After vetoing the annual bill required to fund the military, President Donald Trump may have laid the ground for the first override vote of his administration.
The National Defense Authorization Act is an annual bill, voted on in Congress and signed off on by the president. If the veto is not overridden, this will be the first time in 60 years the NDAA doesn’t pass, said Sen. Dan Sullivan during a news conference late Wednesday.
“I plan to vote to override the veto. One of the things I’ve been very focused on is rebuilding the military. We’ve made very big progress. I was surprised by the president’s veto,” Sullivan said. “No bill is ever perfect. The NDAA has some things in it that I would not have preferred to have in it, but overall, it was a really strong bill not just for Alaska but for the country.”
Trump offered a number of reasons in the weeks before vetoing the bill. Among those was language in the bill that would allow for renaming military bases currently named after Confederate generals, such as Fort Benning or Fort Hood.
“It is incredible that the President chose to veto the annual National Defense Authorization Act, particularly because his reason for doing so is an issue not related to national defense,” said Sen. Lisa Murkowski in a statement. “Congress has passed a defense authorization bill for 60 years, which emphasizes the priority. In Alaska and across our nation, military members and their families are grappling with the challenges of COVID-19 while standing on the front lines of our national defense. This is a disservice to military members, their families, and our nation.”
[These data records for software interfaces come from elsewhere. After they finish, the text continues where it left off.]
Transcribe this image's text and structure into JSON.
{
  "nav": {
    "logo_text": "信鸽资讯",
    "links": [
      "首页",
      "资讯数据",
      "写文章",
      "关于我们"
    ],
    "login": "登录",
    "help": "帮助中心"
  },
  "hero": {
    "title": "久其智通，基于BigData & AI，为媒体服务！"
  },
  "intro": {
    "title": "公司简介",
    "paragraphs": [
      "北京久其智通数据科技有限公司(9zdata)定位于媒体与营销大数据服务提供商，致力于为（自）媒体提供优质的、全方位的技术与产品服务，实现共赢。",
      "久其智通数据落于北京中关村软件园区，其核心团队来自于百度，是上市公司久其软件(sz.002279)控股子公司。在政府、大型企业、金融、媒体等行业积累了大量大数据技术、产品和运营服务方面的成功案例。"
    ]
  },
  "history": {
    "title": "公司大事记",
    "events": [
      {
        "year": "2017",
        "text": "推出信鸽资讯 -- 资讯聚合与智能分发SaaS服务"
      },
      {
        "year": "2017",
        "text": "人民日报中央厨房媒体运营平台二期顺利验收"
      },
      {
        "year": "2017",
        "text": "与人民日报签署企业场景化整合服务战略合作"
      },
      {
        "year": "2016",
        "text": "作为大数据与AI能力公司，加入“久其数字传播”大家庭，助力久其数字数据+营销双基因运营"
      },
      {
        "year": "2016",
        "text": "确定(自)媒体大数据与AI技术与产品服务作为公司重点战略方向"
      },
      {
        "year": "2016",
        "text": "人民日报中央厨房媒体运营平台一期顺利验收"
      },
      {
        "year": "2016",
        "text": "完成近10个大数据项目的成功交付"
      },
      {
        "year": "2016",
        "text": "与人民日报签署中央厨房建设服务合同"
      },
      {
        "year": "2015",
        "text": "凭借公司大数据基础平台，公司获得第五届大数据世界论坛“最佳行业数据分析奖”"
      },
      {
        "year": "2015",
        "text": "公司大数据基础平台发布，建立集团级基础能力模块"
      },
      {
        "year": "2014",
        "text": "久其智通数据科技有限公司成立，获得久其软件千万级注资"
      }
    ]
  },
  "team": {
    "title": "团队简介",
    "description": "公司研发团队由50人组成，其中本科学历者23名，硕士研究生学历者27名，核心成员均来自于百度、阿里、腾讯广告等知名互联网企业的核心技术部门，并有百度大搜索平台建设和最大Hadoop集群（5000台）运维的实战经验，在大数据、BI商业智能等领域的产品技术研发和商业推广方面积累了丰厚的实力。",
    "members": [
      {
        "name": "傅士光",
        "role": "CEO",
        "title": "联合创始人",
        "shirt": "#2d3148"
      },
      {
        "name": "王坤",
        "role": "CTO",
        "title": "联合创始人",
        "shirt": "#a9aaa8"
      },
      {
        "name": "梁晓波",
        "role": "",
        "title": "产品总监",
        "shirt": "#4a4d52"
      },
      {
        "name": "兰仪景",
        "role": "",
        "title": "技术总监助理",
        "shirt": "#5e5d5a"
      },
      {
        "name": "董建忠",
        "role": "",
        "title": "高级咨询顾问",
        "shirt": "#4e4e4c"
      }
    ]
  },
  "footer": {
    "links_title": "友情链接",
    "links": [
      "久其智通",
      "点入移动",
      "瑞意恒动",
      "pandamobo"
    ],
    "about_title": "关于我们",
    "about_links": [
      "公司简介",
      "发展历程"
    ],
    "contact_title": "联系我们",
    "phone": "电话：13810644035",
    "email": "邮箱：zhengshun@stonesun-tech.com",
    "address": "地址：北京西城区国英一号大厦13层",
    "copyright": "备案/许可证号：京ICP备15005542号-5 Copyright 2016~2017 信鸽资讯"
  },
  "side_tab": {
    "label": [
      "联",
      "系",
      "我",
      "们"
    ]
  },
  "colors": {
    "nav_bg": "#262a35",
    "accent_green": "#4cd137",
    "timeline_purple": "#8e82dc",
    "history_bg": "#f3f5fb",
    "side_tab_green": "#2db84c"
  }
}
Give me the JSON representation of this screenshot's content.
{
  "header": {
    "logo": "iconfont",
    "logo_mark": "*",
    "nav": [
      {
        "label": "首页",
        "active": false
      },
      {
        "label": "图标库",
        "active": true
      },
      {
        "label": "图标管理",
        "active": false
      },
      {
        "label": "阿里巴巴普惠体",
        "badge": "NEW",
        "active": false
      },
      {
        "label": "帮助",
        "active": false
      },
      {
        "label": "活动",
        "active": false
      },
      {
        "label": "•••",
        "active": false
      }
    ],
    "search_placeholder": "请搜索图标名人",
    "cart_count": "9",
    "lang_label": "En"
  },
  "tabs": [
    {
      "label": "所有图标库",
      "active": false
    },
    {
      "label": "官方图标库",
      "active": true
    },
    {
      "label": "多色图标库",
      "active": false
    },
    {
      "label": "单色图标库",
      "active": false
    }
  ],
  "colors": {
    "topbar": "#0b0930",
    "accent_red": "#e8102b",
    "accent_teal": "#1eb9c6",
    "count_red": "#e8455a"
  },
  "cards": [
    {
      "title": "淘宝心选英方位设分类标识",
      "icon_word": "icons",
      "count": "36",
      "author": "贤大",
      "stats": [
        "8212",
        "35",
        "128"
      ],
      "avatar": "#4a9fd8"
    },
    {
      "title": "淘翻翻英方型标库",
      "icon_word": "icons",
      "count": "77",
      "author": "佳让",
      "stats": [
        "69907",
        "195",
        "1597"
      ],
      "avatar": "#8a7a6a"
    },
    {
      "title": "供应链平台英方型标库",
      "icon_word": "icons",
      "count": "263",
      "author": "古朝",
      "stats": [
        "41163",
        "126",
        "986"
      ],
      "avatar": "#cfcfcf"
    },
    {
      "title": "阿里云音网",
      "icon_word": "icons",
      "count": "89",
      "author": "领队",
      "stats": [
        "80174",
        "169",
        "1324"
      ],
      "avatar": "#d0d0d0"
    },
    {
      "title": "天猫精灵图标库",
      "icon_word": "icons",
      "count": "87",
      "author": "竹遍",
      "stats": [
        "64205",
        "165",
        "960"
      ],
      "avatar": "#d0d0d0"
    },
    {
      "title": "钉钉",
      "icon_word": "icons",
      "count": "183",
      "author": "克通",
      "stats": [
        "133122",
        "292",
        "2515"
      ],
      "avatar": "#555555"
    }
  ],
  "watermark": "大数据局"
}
Sullivan spoke to his role in a number of major bills which passed the House and Senate in the last few days.
“There’s been a lot of bipartisan work,” Sullivan said. “With this COVID relief bill, this will be the fourth major bipartisan legislation we passed in the senate in 2020.”
The relief bill included more than $740 billion for military programs and construction. $150 million of that was slated for construction in Alaska, Sullivan said.
A COVID-19 relief bill which would provide $600 for each citizen is also in jeopardy as Trump threatened to veto the $900 billion aid package, calling for increased payments of $2,000 to be made to most Americans. Trump also spoke against a number items in the bill including foreign aid.
“Alaskans need this targeted, emergency relief and they need it now. What they don’t need is last minute gamesmanship and threats, especially when the COVID-19 relief package we developed will also prevent an entirely unnecessary and avoidable government shutdown while also funding our government through FY2021—funding that is critical to nearly every sector of our country,” said said Sen. Lisa Murkowski, R-Alaska, in a statement. “I am calling on the President to swiftly sign the Consolidated Appropriations Act of 2021 into law.”
Rep. Don Young also voted for the bill, but appreciated Trump’s call for a greater amount of support to Americans struggling through the pandemic, said Young’s press secretary Zack Brown in a statement.
Spokespeople for Rep. Don Young did not immediately respond to requests for comment on whether they’d support an overriding vote specifically concerning the NDAA. However, Young like Sullivan and Murkowski voted for the NDAA.